Map-Reduce indexes allow you to perform complex aggregations of data. The first stage, called the map, runs over documents and extracts portions of data according to the defined mapping function(s).
Upon completion of the first phase, reduction is applied to the map results and the final outcome is produced.
The idea behind map-reduce indexing is that aggregation queries using such indexes are very cheap. The aggregation is performed only once and the results are stored inside the index.
Once new data comes into the database or existing documents are modified, the map-reduce index will keep the aggregation results up-to-date. The aggregations are never done during
querying to avoid expensive calculations that could result in severe performance degradation. When you make the query, RavenDB immediately returns the matching results directly from the index.
When it comes to index creation, the only difference between simple indexes and the map-reduce ones is an additional reduce function defined in index definition.
To deploy an index we need to create a definition and deploy it using one of the ways described in the creating and deploying article.
Example I - Count
Let's assume that we want to count the number of products for each category. To do it, we can create the following index using LoadDocument inside:

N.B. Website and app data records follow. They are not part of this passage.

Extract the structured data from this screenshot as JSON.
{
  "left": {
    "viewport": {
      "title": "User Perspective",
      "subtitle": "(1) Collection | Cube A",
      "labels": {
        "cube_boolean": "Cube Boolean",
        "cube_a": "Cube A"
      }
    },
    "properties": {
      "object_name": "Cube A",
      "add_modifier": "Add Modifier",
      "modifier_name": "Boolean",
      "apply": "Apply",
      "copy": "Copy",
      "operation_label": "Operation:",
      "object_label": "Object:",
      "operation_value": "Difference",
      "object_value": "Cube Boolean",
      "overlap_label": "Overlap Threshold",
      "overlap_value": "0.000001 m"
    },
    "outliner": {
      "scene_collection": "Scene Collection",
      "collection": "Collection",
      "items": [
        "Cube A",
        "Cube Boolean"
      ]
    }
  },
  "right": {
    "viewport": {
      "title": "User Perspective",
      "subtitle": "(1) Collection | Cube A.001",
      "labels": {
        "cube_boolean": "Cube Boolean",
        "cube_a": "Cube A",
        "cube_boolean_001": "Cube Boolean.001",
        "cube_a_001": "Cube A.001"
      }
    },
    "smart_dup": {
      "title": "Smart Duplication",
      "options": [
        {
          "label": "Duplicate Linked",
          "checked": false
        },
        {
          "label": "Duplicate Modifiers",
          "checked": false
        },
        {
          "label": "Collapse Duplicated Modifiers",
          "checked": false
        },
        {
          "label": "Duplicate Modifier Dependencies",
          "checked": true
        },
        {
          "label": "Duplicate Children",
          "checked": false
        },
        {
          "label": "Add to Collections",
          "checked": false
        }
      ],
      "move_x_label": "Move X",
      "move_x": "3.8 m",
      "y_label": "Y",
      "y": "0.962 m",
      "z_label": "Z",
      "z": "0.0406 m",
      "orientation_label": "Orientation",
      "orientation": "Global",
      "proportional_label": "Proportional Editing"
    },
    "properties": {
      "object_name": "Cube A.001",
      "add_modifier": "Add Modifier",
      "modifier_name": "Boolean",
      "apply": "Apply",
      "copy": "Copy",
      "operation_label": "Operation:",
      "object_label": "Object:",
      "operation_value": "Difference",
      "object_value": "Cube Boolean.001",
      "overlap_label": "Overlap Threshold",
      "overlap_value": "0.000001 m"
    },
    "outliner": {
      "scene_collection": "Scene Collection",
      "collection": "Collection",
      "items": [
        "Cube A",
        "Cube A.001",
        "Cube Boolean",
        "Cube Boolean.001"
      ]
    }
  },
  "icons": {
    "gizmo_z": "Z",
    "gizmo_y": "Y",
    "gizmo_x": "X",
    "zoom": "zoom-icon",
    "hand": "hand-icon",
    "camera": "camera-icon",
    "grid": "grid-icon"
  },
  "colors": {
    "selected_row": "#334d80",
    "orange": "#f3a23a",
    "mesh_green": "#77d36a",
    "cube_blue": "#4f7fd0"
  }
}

In addition to storing the aggregation results in the index, the map-reduce indexes can also output reduce results as documents to a specified collection.
In order to create such documents, called artificial, you need to define the target collection using the OutputReduceToCollection property in the index definition.
Writing map-reduce outputs into documents allows you to define additional indexes on top of them that give you the option to create recursive map-reduce operations.
This way, you can do daily/monthly/yearly summaries very cheaply and easy.
In addition, you can also apply the usual operations on documents (e.g. data subscriptions or ETL).
Recursive indexing loop
It is forbidden to output reduce results to a collection when:
It is a collection that the current index is already working on
(e.g. index on DailyInvoices collections outputs to DailyInvoices)
It is a collection that the current index is loading a document from
(e.g. index has LoadDocument(id, "Invoices") outputs to Invoices)
it is a collection that is processed by another map-reduce index, that
outputs results to a collection that the current index is working on
(e.g. one index indexes the Invoices collection and outputs to the
DailyInvoices collection, and a second index indexes the DailyInvoices
collection and outputs to the Invoices collection)
The reason these scenarios are forbidden is that they result in infinite
indexing loop. Attempting to create such indexes will produce a detailed error.
Output to an Existing collection
Creating a map-reduce index which defines an output collection that already
exists and contains documents, will result in an error. Please delete all documents
from the target collection before creating the index or output the results to
a different collection.
Modification of Artificial Documents
Artificial documents can be loaded and queried just like regular documents.
However, it is not recommended to edit artificial documents manually since
any index results update would overwrite all manual modifications made in them.
Artificial Document IDs
The identifiers of artificial documents are generated as:
For the above sample index, the document ID can be:
The numeric part is the hash of the reduce key values, in this case: hash(Product, Month).
If the aggregation value for a given reduce key changes then we overwrite the artificial document. It will get removed once there is no result for a given reduce key.
Artificial Document Flags
Documents generated by map-reduce indexes get the following @flags metadata:
"@flags": "Artificial, FromIndex"
Those flags are used internally by the database to filter out artificial documents during replication.